This year, the company has invested in six companies: It led $100-million rounds in Five Star Business Finance, BookMyShow, and co-invested $1.2 billion with Abu Dhabi Investment Authority in UPL, to fund its acquisition of Arysta.
In July, it picked up a minority stake in Sai Life Sciences, a drug discovery, development and manufacturing service provider. It invested $70 million in Fourth Partner Energy. It backed Manipal Hospitals’ aggressive bid for Fortis, and is now bidding for Jet Airways’ loyalty programme, Jet Privilege, and Abraaj’s health care business. What has changed for it to get so aggressive? Exits.
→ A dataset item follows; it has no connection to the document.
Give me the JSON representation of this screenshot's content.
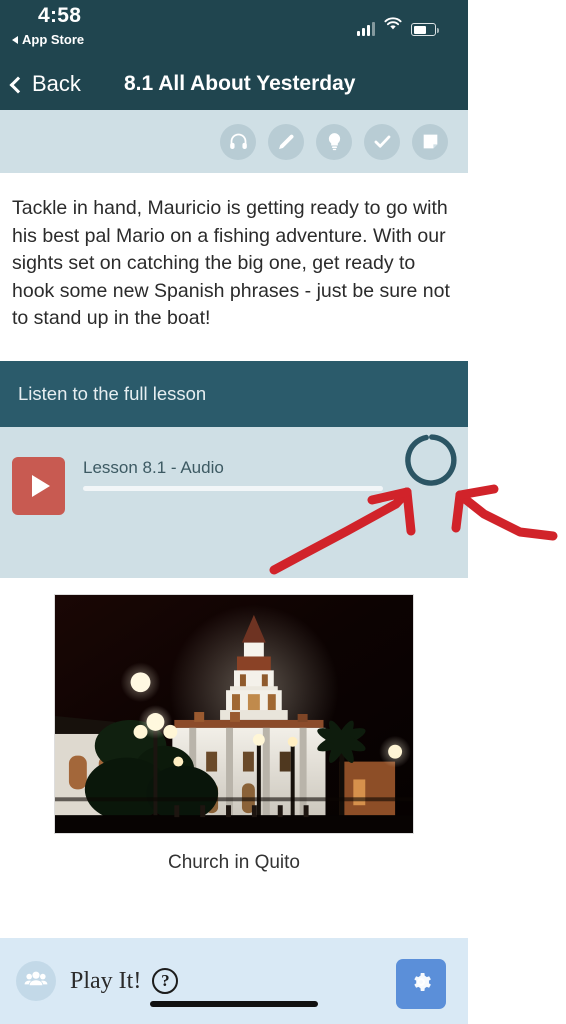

‘‘They have managed to generate solid exits from India, which has encouraged their LPs to increase allocation to India,” said Siddharth Shah, partner, Khaitan & Co. ‘‘India is a proven PE market for them.”
LPs are limited partners, who are big investors such as pension funds, endowments, big family offices. Encouraged by this, the PE firm held its global investor meet in Delhi in 2016, showcasing its India market. This showed a buy-in from its LPs, but TPG refused to comment. TPG is also a big player globally in stressed assets.
‘‘The firm will find more opportunities, like Jet Airways, as it has the ability to get deals worth from $20-30 million to $100-200 million,” said an industry observer.
It had recently re-organised itself in India. Earlier, it used to invest through two entities — TPG Capital and TPG Growth (for smaller deals). Now, it is only one company. This gives it bandwidth. Maturing of businesses also helps deploy capital.
Five years back, there were only a handful of businesses, such as Fortis in terms of size, scale or complexity. Now, there are multiple opportunities for investment. TPG has been investing in financial services and health care.
Exits have been its strength. Many PE firms who entered India early could not exit. Puneet Bhatia, managing director, partner, and country head, TPG Capital India, has followed a highly selective strategy. Last year, it had a funnel of about 150 deals to start with. It did due diligence on 10, invested in a couple. TPG preferred to identify companies
early (Shriram) and develop a partnership with them.
‘‘There are two models — one is you can be the highest bidder for deals that come for auctions. The other is you go for the hunt where you either identify a macro theme or a special situation ahead of time,” Bhatia said in an interview to the Mint.
‘‘You then start positioning yourself ahead of the curve and wait patiently for things to break in your favour. We certainly have the choice of pulling the trigger on auctions and we certainly look at everything that’s interesting,” he added.